I have many clients ask me how tough it is to get financing, assuming that real estate lending has dried up and the borrowing consumer has few options. Quite the opposite, mortgage money is out there, lenders have funds to lend, interest rates are really low..only borrowers have to fully document their financial capacity to borrow these funds.
Loans are made now on almost an exclusive "risk base" analysis. Lenders want borrowers to have good credit, thus a fico score of over 700, hopefully over 750. Borrowers have to fully document their income, employment, and asset information. The better your standing, or the lower risk you are as a borrower, the better your loan will be. Gone are the days where lenders would simply take "stated income information" and coupled with a good credit score and some light documentation, you were good to go.
Another area of "fallout" from the loan crises is the appraisal process. If one pays attention and is around for a long enough time, one sees that everytime the real estate market downturns, loans go bad and homeowners loose their homes. It happened in 1990, it was over 18 years ago and people forget. Pursuing the modern day philosophy of "it's gotta be somebodys fault", the appraisers get alot of blame for bad loans and declining values.

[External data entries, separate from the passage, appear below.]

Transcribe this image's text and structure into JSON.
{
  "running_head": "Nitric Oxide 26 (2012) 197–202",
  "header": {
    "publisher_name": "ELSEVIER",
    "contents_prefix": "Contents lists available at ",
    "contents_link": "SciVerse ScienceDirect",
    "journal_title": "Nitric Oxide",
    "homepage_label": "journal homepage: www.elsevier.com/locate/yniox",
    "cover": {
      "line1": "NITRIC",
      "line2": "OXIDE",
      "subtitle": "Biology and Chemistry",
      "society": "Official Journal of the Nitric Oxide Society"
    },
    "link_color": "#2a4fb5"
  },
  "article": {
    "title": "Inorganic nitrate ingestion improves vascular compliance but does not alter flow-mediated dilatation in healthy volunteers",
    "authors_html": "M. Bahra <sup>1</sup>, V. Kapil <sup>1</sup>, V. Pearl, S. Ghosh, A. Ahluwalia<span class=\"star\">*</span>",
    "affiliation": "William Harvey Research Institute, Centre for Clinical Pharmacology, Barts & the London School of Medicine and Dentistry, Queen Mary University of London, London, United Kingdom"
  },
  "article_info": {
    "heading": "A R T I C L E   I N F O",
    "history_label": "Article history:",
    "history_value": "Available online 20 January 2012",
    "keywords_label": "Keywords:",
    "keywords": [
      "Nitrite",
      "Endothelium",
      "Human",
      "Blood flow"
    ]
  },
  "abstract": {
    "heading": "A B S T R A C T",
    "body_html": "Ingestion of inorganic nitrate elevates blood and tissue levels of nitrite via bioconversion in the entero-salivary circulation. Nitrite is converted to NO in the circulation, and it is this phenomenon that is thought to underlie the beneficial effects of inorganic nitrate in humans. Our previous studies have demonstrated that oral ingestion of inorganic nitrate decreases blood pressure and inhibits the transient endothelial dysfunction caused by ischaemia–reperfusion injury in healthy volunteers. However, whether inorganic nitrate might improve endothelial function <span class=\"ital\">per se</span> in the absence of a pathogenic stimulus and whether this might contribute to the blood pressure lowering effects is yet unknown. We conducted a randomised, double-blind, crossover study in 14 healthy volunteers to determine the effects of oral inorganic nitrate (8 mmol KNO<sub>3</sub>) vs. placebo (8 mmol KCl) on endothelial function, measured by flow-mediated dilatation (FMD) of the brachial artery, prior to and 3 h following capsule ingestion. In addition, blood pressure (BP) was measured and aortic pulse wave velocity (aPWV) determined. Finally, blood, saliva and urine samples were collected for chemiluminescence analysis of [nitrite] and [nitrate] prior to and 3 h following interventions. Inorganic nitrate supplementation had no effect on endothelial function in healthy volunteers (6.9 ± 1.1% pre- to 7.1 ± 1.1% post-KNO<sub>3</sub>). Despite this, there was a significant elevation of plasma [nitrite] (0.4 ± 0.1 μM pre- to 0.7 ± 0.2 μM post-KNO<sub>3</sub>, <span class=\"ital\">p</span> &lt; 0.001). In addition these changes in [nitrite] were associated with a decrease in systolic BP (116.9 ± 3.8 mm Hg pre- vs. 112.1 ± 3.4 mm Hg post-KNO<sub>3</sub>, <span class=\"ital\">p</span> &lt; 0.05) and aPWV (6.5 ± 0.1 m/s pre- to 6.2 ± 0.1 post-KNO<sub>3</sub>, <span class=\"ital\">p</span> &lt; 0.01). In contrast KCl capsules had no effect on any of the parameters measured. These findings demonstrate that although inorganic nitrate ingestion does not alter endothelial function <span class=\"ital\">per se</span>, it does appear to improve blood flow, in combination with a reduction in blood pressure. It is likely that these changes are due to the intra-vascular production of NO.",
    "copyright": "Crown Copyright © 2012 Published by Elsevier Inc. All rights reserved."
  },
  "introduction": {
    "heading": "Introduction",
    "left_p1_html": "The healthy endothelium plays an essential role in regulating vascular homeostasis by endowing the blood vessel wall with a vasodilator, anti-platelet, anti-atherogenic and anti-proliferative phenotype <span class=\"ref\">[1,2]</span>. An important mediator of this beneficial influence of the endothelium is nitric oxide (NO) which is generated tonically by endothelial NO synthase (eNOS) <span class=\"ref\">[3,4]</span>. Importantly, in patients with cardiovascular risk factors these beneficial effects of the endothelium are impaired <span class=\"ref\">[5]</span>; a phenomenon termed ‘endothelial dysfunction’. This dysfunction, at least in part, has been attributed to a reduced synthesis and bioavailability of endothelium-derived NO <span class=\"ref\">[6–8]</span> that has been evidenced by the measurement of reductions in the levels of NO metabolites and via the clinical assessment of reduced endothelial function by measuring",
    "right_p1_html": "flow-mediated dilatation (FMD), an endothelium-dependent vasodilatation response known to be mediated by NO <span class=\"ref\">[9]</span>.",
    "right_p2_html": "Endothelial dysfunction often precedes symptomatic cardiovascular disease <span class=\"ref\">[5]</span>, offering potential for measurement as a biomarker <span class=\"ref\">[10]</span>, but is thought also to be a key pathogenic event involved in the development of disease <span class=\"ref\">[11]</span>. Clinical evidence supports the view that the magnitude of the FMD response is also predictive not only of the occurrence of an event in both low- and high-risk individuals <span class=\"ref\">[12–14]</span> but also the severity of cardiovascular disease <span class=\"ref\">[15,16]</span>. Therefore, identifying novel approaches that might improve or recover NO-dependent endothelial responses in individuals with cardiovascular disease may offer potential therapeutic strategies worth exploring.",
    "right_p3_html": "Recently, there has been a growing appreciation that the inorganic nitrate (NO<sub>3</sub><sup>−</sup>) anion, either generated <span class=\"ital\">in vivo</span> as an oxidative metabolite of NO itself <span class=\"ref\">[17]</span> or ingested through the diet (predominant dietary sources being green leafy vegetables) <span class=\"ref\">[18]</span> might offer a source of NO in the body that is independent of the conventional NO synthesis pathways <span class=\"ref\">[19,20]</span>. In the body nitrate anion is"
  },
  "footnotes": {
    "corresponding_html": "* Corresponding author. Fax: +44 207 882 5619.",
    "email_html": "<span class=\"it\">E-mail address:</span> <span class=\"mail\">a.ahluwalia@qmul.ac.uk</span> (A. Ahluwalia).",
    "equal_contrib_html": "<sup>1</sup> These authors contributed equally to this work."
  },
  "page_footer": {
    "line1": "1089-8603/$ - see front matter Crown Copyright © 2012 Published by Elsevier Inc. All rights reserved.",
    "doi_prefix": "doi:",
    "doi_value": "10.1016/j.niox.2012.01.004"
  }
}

This, of course, is ridiculous but nevertheless, the appraisers get new, more stringent guidelines and standards for appraisals. Soon mortgage brokers and borrowers will not even be able to talk with the appraiser, even though the borrower is paying for the appraisal. Pressure for conservative appraisals will continue and lenders may even limit the adjustments an appraiser can make when trying to compare a comparable sale property to the property being appraised.

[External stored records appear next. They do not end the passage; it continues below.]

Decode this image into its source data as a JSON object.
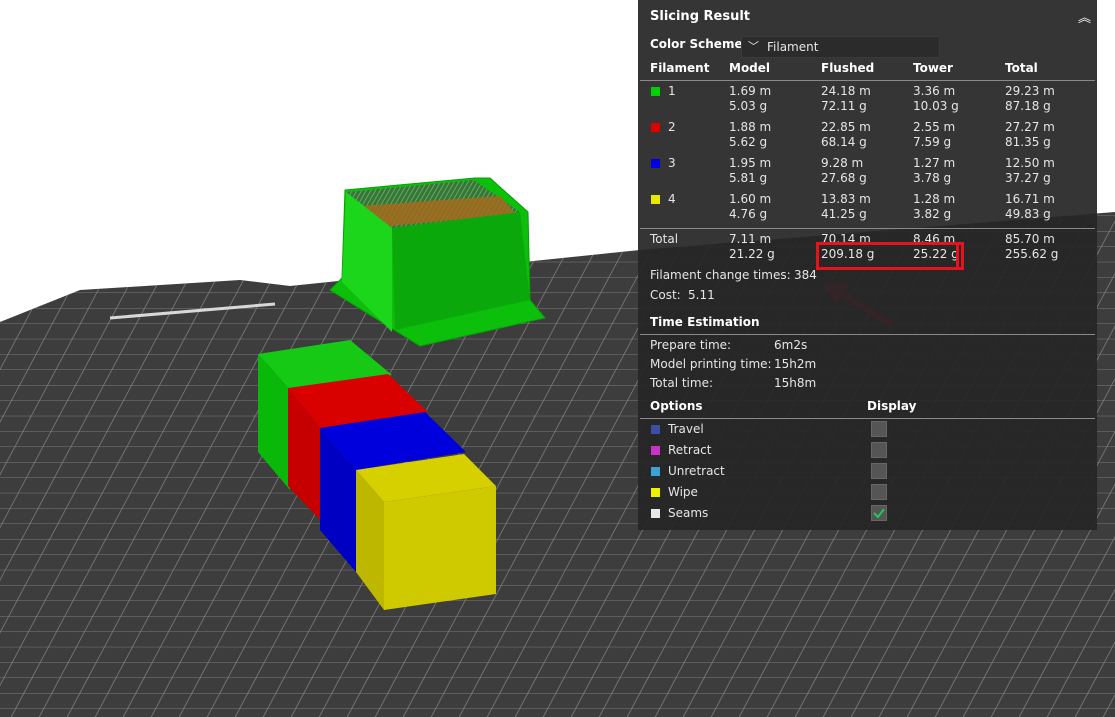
{
  "panel": {
    "title": "Slicing Result",
    "color_scheme_label": "Color Scheme",
    "color_scheme_value": "Filament",
    "columns": [
      "Filament",
      "Model",
      "Flushed",
      "Tower",
      "Total"
    ],
    "rows": [
      {
        "id": "1",
        "color": "#00d000",
        "model": [
          "1.69 m",
          "5.03 g"
        ],
        "flushed": [
          "24.18 m",
          "72.11 g"
        ],
        "tower": [
          "3.36 m",
          "10.03 g"
        ],
        "total": [
          "29.23 m",
          "87.18 g"
        ]
      },
      {
        "id": "2",
        "color": "#e00000",
        "model": [
          "1.88 m",
          "5.62 g"
        ],
        "flushed": [
          "22.85 m",
          "68.14 g"
        ],
        "tower": [
          "2.55 m",
          "7.59 g"
        ],
        "total": [
          "27.27 m",
          "81.35 g"
        ]
      },
      {
        "id": "3",
        "color": "#0000e0",
        "model": [
          "1.95 m",
          "5.81 g"
        ],
        "flushed": [
          "9.28 m",
          "27.68 g"
        ],
        "tower": [
          "1.27 m",
          "3.78 g"
        ],
        "total": [
          "12.50 m",
          "37.27 g"
        ]
      },
      {
        "id": "4",
        "color": "#e8e800",
        "model": [
          "1.60 m",
          "4.76 g"
        ],
        "flushed": [
          "13.83 m",
          "41.25 g"
        ],
        "tower": [
          "1.28 m",
          "3.82 g"
        ],
        "total": [
          "16.71 m",
          "49.83 g"
        ]
      }
    ],
    "total_row": {
      "label": "Total",
      "model": [
        "7.11 m",
        "21.22 g"
      ],
      "flushed": [
        "70.14 m",
        "209.18 g"
      ],
      "tower": [
        "8.46 m",
        "25.22 g"
      ],
      "total": [
        "85.70 m",
        "255.62 g"
      ]
    },
    "filament_change_label": "Filament change times:",
    "filament_change_value": "384",
    "cost_label": "Cost:",
    "cost_value": "5.11",
    "time_title": "Time Estimation",
    "time_rows": [
      {
        "label": "Prepare time:",
        "value": "6m2s"
      },
      {
        "label": "Model printing time:",
        "value": "15h2m"
      },
      {
        "label": "Total time:",
        "value": "15h8m"
      }
    ],
    "options_header": "Options",
    "display_header": "Display",
    "options": [
      {
        "label": "Travel",
        "color": "#3c4fa3",
        "checked": false
      },
      {
        "label": "Retract",
        "color": "#c832c8",
        "checked": false
      },
      {
        "label": "Unretract",
        "color": "#3aa3d6",
        "checked": false
      },
      {
        "label": "Wipe",
        "color": "#f0f000",
        "checked": false
      },
      {
        "label": "Seams",
        "color": "#e8e8e8",
        "checked": true
      }
    ]
  },
  "highlight_color": "#e3141b",
  "object_colors": {
    "green": "#0bbf0b",
    "red": "#cc0000",
    "blue": "#0000cc",
    "yellow": "#c8c200"
  }
}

So the moral of the story is simply, "if you're a good borrower...you'll have little problem getting financiing". Just be ready to hand over everything from your tax returns to your 3rd grade report card. But if you are financible it is a great time to be a buyer.